▸ WORK TASK:
Below are records. Copy every line with "Take" in it.
--- MATERIAL FOR THIS EXERCISE Enclosed Below ---
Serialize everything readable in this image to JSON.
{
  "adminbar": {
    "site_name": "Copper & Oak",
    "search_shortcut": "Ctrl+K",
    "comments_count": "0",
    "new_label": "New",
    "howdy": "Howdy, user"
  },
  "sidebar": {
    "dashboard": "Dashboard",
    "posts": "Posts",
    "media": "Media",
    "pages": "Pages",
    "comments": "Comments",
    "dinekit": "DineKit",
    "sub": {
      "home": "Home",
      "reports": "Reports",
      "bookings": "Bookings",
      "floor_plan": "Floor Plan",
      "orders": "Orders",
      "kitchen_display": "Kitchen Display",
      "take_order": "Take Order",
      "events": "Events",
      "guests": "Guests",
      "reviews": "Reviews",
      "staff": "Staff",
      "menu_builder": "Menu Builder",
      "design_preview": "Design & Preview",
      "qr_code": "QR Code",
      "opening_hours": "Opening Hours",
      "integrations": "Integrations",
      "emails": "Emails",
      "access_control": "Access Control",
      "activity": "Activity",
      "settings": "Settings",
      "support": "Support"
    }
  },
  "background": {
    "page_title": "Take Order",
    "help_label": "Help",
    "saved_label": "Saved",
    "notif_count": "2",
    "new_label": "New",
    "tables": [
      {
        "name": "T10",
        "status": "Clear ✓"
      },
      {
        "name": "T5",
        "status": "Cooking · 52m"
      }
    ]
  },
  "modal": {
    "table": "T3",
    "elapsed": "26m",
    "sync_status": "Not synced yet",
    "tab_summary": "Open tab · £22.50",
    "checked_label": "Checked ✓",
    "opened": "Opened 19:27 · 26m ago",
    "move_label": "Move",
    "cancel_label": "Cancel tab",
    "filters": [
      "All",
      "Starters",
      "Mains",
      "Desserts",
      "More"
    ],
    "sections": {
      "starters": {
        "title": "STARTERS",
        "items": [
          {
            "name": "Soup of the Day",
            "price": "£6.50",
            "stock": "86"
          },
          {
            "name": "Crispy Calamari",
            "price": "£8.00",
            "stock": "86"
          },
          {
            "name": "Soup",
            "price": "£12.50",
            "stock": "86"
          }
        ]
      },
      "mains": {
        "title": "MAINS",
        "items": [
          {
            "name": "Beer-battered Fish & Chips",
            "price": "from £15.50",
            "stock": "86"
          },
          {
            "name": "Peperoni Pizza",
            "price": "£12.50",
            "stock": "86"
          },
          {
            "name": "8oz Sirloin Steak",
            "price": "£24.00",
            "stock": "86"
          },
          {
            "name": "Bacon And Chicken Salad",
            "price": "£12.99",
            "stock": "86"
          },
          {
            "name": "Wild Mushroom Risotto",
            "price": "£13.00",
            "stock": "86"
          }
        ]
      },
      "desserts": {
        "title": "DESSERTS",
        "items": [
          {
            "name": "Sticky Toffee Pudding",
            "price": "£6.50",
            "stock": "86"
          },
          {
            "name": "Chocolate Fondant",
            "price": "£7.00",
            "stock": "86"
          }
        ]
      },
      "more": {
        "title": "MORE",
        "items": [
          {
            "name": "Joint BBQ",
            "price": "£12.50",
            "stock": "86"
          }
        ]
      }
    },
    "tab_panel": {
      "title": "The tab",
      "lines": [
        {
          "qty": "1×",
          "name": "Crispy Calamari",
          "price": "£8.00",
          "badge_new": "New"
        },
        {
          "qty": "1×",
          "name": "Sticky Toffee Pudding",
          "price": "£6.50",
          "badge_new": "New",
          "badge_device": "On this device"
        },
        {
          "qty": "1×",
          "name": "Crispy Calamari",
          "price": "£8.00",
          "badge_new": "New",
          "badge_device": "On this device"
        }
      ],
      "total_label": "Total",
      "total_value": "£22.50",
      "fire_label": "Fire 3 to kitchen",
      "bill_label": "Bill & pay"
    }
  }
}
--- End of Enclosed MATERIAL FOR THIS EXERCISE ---
▸ SOLUTION TO THE EXERCISE:
      "take_order": "Take Order",
    "page_title": "Take Order",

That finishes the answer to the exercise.